--- TASK STATEMENT ---
Scan the entries for the word "your" and return every line that has it.

--- INPUT DATA ---
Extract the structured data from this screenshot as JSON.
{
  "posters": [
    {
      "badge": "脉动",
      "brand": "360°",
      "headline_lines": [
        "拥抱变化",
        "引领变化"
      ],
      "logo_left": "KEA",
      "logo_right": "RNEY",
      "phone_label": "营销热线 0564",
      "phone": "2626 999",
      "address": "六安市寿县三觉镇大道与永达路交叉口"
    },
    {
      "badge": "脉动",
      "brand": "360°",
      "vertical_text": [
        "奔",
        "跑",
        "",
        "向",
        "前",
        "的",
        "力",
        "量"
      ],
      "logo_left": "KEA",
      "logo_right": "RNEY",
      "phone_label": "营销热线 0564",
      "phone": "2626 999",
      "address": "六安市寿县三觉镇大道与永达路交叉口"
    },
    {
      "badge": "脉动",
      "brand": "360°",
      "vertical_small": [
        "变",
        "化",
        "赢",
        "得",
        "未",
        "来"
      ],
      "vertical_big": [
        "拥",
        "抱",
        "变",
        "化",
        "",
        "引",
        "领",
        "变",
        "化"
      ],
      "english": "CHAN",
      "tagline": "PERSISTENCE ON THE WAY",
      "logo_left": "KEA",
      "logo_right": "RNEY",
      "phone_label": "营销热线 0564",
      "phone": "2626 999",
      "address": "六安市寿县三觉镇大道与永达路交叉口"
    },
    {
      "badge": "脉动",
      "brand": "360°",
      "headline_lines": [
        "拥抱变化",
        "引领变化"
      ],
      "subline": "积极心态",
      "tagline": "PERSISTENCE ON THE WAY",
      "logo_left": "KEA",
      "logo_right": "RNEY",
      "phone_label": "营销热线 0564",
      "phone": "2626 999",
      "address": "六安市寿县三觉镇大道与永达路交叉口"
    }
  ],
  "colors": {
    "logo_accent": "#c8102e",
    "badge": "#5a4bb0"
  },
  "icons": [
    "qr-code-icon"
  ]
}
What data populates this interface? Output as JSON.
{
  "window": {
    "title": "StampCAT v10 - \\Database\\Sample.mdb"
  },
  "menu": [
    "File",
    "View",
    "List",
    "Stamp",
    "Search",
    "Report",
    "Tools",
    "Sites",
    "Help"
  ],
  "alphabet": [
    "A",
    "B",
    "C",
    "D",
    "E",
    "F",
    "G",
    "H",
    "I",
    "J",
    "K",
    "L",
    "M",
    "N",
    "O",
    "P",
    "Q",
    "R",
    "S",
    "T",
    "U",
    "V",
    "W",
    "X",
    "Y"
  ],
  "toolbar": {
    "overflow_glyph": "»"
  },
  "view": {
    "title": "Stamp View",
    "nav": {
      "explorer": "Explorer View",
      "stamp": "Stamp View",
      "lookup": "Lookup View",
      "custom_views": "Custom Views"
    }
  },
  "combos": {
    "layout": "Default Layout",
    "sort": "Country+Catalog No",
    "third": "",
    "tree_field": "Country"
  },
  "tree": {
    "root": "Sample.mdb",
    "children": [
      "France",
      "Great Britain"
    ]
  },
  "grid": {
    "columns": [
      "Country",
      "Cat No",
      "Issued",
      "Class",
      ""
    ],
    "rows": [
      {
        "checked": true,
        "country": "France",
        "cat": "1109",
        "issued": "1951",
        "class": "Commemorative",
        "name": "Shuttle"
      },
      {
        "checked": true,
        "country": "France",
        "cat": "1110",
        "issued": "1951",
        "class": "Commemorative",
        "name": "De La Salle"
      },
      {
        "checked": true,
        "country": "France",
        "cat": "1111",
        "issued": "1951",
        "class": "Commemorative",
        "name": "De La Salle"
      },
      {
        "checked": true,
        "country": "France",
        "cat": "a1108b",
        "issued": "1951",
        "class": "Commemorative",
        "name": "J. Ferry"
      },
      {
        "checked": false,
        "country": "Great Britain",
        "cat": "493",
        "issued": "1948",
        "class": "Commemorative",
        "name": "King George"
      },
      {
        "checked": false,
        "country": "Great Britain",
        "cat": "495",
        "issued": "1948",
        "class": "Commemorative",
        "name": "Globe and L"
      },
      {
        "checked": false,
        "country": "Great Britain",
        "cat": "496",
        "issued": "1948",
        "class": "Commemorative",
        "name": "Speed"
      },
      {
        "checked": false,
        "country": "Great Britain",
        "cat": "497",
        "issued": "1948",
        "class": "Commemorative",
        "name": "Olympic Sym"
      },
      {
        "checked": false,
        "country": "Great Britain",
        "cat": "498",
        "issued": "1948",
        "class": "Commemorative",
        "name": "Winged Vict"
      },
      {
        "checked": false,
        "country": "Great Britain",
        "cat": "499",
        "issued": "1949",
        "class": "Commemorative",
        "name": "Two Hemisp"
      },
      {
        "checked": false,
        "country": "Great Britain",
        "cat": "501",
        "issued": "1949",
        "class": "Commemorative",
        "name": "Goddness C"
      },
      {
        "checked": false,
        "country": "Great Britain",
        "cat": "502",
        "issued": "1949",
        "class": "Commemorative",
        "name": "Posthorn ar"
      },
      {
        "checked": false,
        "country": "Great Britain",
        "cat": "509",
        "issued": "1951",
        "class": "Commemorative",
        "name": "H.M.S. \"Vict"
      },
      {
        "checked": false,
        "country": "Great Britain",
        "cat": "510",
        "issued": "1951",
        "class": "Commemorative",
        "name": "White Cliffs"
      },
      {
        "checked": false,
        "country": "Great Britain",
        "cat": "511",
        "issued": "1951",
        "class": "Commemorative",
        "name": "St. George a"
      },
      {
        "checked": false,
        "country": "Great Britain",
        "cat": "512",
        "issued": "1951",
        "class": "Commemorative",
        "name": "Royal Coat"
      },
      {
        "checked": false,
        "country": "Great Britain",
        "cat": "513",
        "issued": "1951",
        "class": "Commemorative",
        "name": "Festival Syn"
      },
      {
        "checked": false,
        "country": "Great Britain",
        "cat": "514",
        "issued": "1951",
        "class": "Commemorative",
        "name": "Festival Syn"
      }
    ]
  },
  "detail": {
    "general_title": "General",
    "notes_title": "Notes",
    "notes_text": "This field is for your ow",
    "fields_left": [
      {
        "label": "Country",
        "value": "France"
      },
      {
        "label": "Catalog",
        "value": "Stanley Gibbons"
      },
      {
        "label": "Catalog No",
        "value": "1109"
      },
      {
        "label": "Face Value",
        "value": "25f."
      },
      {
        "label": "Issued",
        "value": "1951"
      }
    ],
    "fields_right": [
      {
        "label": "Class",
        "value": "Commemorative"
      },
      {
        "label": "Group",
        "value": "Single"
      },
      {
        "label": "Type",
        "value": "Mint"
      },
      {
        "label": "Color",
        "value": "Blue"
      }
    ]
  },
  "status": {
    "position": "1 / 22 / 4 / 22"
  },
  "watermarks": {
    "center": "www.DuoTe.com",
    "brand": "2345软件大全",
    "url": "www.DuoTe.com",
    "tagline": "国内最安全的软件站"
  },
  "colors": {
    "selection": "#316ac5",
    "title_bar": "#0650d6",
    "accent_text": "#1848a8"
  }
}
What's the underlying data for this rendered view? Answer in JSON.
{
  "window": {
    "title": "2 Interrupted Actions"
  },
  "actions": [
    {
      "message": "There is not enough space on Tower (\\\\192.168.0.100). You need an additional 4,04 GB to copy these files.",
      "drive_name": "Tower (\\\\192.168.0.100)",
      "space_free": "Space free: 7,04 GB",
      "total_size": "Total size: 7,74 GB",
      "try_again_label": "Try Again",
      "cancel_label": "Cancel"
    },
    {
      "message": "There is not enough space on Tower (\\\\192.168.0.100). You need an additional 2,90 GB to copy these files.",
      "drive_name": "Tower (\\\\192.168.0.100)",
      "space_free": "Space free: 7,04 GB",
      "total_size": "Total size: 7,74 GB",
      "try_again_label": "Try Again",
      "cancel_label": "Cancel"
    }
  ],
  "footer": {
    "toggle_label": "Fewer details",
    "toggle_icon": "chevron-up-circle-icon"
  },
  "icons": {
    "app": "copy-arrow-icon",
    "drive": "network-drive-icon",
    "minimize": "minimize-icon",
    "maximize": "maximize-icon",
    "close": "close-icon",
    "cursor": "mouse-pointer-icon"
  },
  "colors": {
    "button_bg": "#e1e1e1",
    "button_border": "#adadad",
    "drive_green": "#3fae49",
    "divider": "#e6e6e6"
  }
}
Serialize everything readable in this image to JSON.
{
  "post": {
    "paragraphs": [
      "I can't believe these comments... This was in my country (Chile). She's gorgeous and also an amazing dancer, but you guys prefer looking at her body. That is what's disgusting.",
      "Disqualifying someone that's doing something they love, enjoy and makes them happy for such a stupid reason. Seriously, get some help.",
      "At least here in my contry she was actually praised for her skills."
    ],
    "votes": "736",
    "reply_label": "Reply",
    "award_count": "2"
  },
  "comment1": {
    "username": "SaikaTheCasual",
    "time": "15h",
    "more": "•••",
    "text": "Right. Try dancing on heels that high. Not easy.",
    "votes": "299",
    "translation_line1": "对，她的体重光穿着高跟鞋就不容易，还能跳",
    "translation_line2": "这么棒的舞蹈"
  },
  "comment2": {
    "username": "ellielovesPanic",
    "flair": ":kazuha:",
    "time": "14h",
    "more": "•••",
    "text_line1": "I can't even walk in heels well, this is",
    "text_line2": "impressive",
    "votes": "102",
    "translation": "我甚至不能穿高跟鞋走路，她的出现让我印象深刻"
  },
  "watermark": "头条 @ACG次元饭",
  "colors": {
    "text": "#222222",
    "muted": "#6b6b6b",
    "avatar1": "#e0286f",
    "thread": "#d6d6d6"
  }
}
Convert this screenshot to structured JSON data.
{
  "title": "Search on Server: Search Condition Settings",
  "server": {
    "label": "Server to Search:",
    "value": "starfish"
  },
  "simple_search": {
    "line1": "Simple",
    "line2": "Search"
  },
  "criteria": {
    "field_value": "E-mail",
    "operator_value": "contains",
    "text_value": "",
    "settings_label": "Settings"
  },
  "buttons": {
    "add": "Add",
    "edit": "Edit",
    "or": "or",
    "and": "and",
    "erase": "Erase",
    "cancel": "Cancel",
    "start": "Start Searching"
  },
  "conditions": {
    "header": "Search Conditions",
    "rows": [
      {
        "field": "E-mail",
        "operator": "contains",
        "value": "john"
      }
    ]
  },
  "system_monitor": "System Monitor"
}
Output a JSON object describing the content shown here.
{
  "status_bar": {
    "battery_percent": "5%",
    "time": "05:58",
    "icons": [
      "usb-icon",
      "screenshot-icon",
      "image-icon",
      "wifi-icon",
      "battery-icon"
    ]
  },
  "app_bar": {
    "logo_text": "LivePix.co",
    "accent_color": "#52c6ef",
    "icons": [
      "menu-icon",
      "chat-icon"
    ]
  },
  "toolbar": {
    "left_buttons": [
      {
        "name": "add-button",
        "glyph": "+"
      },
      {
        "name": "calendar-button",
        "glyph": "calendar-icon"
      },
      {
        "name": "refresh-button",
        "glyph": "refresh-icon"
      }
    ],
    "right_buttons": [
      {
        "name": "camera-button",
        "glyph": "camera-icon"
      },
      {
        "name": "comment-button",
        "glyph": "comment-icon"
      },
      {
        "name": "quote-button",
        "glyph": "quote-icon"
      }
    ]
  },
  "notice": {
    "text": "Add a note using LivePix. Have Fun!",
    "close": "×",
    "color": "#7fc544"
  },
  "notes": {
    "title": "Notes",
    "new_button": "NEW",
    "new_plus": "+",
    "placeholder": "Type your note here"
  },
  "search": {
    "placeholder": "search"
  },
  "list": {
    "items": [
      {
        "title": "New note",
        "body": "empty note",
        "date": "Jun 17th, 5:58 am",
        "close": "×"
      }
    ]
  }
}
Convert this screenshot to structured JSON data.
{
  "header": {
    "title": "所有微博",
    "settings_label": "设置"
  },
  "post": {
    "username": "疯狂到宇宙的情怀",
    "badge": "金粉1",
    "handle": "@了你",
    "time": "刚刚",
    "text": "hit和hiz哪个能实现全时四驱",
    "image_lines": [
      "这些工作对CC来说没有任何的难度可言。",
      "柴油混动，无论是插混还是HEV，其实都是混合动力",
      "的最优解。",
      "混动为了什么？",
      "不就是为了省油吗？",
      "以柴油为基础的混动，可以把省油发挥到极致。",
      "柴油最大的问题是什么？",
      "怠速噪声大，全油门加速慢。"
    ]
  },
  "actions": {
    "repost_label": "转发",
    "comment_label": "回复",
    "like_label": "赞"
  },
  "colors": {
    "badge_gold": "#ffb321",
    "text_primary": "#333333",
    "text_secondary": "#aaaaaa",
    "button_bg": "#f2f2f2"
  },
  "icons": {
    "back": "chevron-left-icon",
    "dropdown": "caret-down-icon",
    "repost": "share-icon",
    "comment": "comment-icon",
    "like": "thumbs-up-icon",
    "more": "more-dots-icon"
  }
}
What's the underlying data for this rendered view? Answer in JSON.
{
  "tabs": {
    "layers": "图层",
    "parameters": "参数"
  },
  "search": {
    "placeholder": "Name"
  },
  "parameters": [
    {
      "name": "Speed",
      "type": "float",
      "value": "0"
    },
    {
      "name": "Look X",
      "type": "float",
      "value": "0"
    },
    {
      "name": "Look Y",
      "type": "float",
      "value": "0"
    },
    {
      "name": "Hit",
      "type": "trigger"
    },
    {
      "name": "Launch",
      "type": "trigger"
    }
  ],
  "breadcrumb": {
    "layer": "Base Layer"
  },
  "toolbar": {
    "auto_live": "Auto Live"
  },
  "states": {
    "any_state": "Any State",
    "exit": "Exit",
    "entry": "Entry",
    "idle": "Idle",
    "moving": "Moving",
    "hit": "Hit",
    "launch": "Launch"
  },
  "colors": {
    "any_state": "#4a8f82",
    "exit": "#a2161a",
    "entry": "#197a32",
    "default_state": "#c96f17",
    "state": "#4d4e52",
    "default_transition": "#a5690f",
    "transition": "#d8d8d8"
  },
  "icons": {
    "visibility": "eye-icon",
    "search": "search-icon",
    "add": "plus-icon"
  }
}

--- ANSWER TO THIS TASK ---
    "notes_text": "This field is for your ow",
    "placeholder": "Type your note here"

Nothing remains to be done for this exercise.